Fire broke out over night and ammunition and shells began exploding, continuing to fly around the area for hours. Authorities evacuated about 20,000 people from the town, Liga.net reported.
More than 360 firefighters from around Ukraine rushed to the area, bringing 55 water tanks to douse the flames.
But unofficially, law-enforcers say ordinary negligence could have been to blame, and there may have been an effort to blow up the depot deliberately to disguise the theft of weapons sold on the black market, TSN reported.
A video uploaded by TV 112 shows a man describing the explosion and how he rescued his cat. Other townspeople can be seen leaving the area with baggage.
Ukrainian Prosecutor General Yuriy Lutsenko (L) looks on as Maria Maksakova, widow of slain Russian MP Denis Voronenkov (C) crumples at the sight of her husband’s body. Photo by Volodimir Sologub/Hromadske
Denis Voronenkov, a Russian member of parliament who fled to Ukraine and was granted citizenship there, was assassinated this morning by a former National Guardsman, Ukrainian and Western media reported.
Voronenkov announced in February that he had fled Russia in October 2016, saying his homeland under President Vladimir Putin had “become like Nazi Germany”.
Ukrainian President Petro Poroshenko called the murder a “Russian state terrorist act,” CNN reported, noting that Voronenkov is the latest in a string of Russian critics of of President Vladimir Putin and the Kremlin who were killed or injured. In Pavel Sheremet, a Belarusian journalist who fled Minsk and took Russian citizenship was assassinated in Kiev, where he had obtained asylum. No progress has been made on the investigation of the murder, believed related to his writing on sensitive topics.
One of his last known public acts in Russia before fleeing was to condemn people who played Pokemon Go in or near churches and to urge the Russian censor to ban the game in Russia, which he said “agencies responsible for psychological warfare in the US” were using to create “an image of a future war corresponding to the maximum the goals and interests of Washington”.
Said Novaya Gazeta (translation by The Interpreter):
All the acquaintances of Voronenkov in Russia interviewed by us were certain: the former deputy fled the country because he himself was to face prosecution.” These acquaintances claimed Voronenkov had been mentioned in several major criminal cases but escaped justice each time due to his ties with high-ranking officials.
Another case involved illegal financing in the 2011 elections.

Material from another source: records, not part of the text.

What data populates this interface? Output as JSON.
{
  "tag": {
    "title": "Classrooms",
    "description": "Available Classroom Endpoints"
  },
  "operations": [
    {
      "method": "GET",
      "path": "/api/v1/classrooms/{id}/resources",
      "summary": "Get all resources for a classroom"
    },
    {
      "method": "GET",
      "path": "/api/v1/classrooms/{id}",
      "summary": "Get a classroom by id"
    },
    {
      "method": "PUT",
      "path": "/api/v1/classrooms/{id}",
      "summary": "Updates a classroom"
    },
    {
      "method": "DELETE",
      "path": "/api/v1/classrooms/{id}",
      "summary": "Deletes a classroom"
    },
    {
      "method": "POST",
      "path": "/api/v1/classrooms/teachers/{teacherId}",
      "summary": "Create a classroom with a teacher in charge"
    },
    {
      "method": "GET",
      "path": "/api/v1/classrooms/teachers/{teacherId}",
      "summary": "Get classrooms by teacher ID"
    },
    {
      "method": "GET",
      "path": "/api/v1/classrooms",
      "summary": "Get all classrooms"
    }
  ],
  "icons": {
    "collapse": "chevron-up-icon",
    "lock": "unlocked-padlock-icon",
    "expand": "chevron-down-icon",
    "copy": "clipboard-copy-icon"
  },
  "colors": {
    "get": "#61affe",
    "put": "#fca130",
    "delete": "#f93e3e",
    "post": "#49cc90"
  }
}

Voronenkov also served in the Federal Narcotics Service (FSKN) as a secret agent and obtained the rank of major there. He was said to have some relationship to the infamous “Three Whales” case, although Novaya Gazeta did not find his name in records and an FSKN official denied his involvement.

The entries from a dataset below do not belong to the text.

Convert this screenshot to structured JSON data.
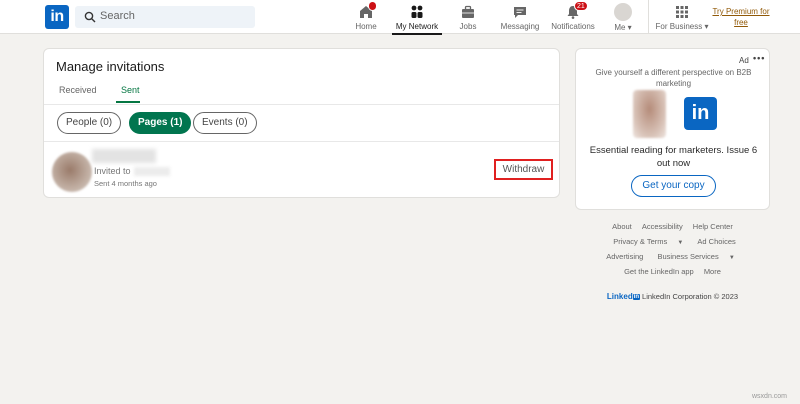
{
  "header": {
    "logo_text": "in",
    "search_placeholder": "Search",
    "nav": [
      {
        "label": "Home",
        "icon": "home-icon",
        "badge": "dot"
      },
      {
        "label": "My Network",
        "icon": "my-network-icon",
        "active": true
      },
      {
        "label": "Jobs",
        "icon": "briefcase-icon"
      },
      {
        "label": "Messaging",
        "icon": "messaging-icon"
      },
      {
        "label": "Notifications",
        "icon": "bell-icon",
        "badge": "21"
      },
      {
        "label": "Me",
        "icon": "avatar"
      },
      {
        "label": "For Business",
        "icon": "grid-icon"
      }
    ],
    "premium_link": "Try Premium for free"
  },
  "main": {
    "title": "Manage invitations",
    "tabs": [
      {
        "label": "Received",
        "active": false
      },
      {
        "label": "Sent",
        "active": true
      }
    ],
    "filters": [
      {
        "label": "People (0)",
        "active": false
      },
      {
        "label": "Pages (1)",
        "active": true
      },
      {
        "label": "Events (0)",
        "active": false
      }
    ],
    "invitations": [
      {
        "invited_prefix": "Invited to",
        "sent_time": "Sent 4 months ago",
        "action_label": "Withdraw"
      }
    ]
  },
  "ad": {
    "label": "Ad",
    "more": "•••",
    "tagline": "Give yourself a different perspective on B2B marketing",
    "logo_text": "in",
    "copy": "Essential reading for marketers. Issue 6 out now",
    "cta_label": "Get your copy"
  },
  "footer": {
    "links_row1": [
      "About",
      "Accessibility",
      "Help Center"
    ],
    "links_row2": [
      "Privacy & Terms",
      "Ad Choices"
    ],
    "links_row3": [
      "Advertising",
      "Business Services"
    ],
    "links_row4": [
      "Get the LinkedIn app",
      "More"
    ],
    "brand_word": "Linked",
    "brand_box": "in",
    "copyright": "LinkedIn Corporation © 2023"
  },
  "watermark": "wsxdn.com",
  "colors": {
    "brand_blue": "#0a66c2",
    "active_green": "#01754f",
    "highlight_red": "#e02020",
    "badge_red": "#cc1016",
    "page_bg": "#f3f2ef"
  }
}
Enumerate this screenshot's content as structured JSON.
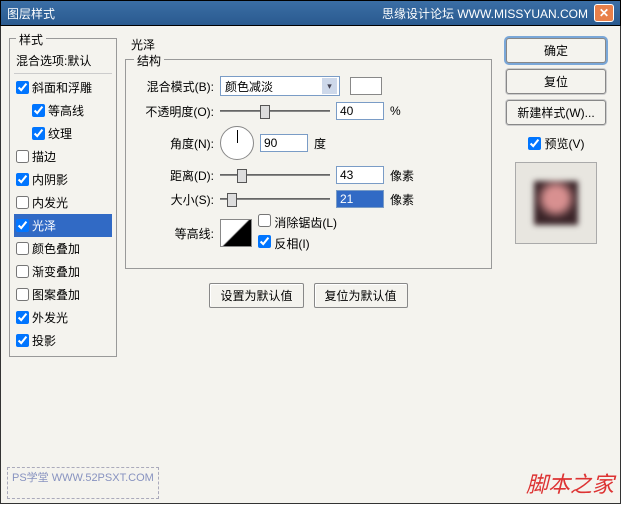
{
  "title": "图层样式",
  "titlebar_right": "思缘设计论坛  WWW.MISSYUAN.COM",
  "styles": {
    "heading": "样式",
    "blend_header": "混合选项:默认",
    "items": [
      {
        "label": "斜面和浮雕",
        "checked": true,
        "indent": false
      },
      {
        "label": "等高线",
        "checked": true,
        "indent": true
      },
      {
        "label": "纹理",
        "checked": true,
        "indent": true
      },
      {
        "label": "描边",
        "checked": false,
        "indent": false
      },
      {
        "label": "内阴影",
        "checked": true,
        "indent": false
      },
      {
        "label": "内发光",
        "checked": false,
        "indent": false
      },
      {
        "label": "光泽",
        "checked": true,
        "indent": false,
        "selected": true
      },
      {
        "label": "颜色叠加",
        "checked": false,
        "indent": false
      },
      {
        "label": "渐变叠加",
        "checked": false,
        "indent": false
      },
      {
        "label": "图案叠加",
        "checked": false,
        "indent": false
      },
      {
        "label": "外发光",
        "checked": true,
        "indent": false
      },
      {
        "label": "投影",
        "checked": true,
        "indent": false
      }
    ]
  },
  "panel": {
    "title": "光泽",
    "group": "结构",
    "blend_mode_label": "混合模式(B):",
    "blend_mode_value": "颜色减淡",
    "opacity_label": "不透明度(O):",
    "opacity_value": "40",
    "opacity_unit": "%",
    "angle_label": "角度(N):",
    "angle_value": "90",
    "angle_unit": "度",
    "distance_label": "距离(D):",
    "distance_value": "43",
    "distance_unit": "像素",
    "size_label": "大小(S):",
    "size_value": "21",
    "size_unit": "像素",
    "contour_label": "等高线:",
    "antialias_label": "消除锯齿(L)",
    "invert_label": "反相(I)",
    "btn_default": "设置为默认值",
    "btn_reset": "复位为默认值"
  },
  "right": {
    "ok": "确定",
    "reset": "复位",
    "new_style": "新建样式(W)...",
    "preview": "预览(V)"
  },
  "watermark1": "PS学堂  WWW.52PSXT.COM",
  "watermark2": "脚本之家"
}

But in Ukraine, Poroshenko called him “a key witness against Yanukovych”, CNN reported. Lutsenko called his killing “a demonstration execution of a witness.”
Russian and Ukrainian social media users are recalling that Voronenkov’s death was predicted.

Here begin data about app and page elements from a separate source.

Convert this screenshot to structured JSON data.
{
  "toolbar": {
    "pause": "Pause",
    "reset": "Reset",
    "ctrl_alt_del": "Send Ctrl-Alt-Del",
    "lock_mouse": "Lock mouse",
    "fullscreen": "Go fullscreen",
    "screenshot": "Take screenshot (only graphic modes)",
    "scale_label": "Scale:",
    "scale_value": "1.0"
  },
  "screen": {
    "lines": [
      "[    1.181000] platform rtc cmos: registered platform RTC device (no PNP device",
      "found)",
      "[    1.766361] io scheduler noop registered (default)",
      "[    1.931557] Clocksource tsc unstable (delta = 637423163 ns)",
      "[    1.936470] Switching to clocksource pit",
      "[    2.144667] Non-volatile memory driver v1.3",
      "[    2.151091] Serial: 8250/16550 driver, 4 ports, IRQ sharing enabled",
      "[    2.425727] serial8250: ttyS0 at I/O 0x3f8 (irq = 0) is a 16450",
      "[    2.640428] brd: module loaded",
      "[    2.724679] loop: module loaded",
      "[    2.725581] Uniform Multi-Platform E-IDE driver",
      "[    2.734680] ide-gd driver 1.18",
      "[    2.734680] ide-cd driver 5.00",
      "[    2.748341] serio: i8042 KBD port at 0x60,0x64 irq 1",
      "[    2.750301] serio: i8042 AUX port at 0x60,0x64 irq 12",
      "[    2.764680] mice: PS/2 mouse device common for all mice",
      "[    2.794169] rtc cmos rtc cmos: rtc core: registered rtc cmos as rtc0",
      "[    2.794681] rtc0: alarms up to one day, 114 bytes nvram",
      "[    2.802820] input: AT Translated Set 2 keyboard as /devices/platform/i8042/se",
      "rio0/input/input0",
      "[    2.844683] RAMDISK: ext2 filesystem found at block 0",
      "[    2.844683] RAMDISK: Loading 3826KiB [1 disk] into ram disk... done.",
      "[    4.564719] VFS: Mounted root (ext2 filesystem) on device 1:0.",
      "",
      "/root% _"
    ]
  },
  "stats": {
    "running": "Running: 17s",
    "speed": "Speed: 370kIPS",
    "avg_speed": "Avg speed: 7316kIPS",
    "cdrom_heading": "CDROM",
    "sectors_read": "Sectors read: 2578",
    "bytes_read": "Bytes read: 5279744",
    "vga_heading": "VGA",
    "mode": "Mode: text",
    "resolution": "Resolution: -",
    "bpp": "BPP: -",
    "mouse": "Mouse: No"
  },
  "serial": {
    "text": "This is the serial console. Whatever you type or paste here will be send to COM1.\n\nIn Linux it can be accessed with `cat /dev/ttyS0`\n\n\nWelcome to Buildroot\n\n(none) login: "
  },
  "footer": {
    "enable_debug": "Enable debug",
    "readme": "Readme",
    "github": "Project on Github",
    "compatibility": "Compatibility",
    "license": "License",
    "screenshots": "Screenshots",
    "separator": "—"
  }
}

Back on February 22, the Russian Urals news site Ura.ru published an article titled “Kiev is Preparing a Demonstrative Murder of Maksakova,” with a forecast by military expert Aleksandr Zhilin, who said Ukraine would “first make the married couple popular in the news space, and then subject them to brutal reprisals”.
Another news site Dni.ru quoted Zhilin as saying, “Maksakova will go first, since she is a famous singer and a representative of high art, who could only be deprived of life by an insane beast.”
Zhilin called the couple “sacrificial lambs” on his Facebook page, a concept often invoked by Russian government officials in floating “false flag” theories about the murders of their critics.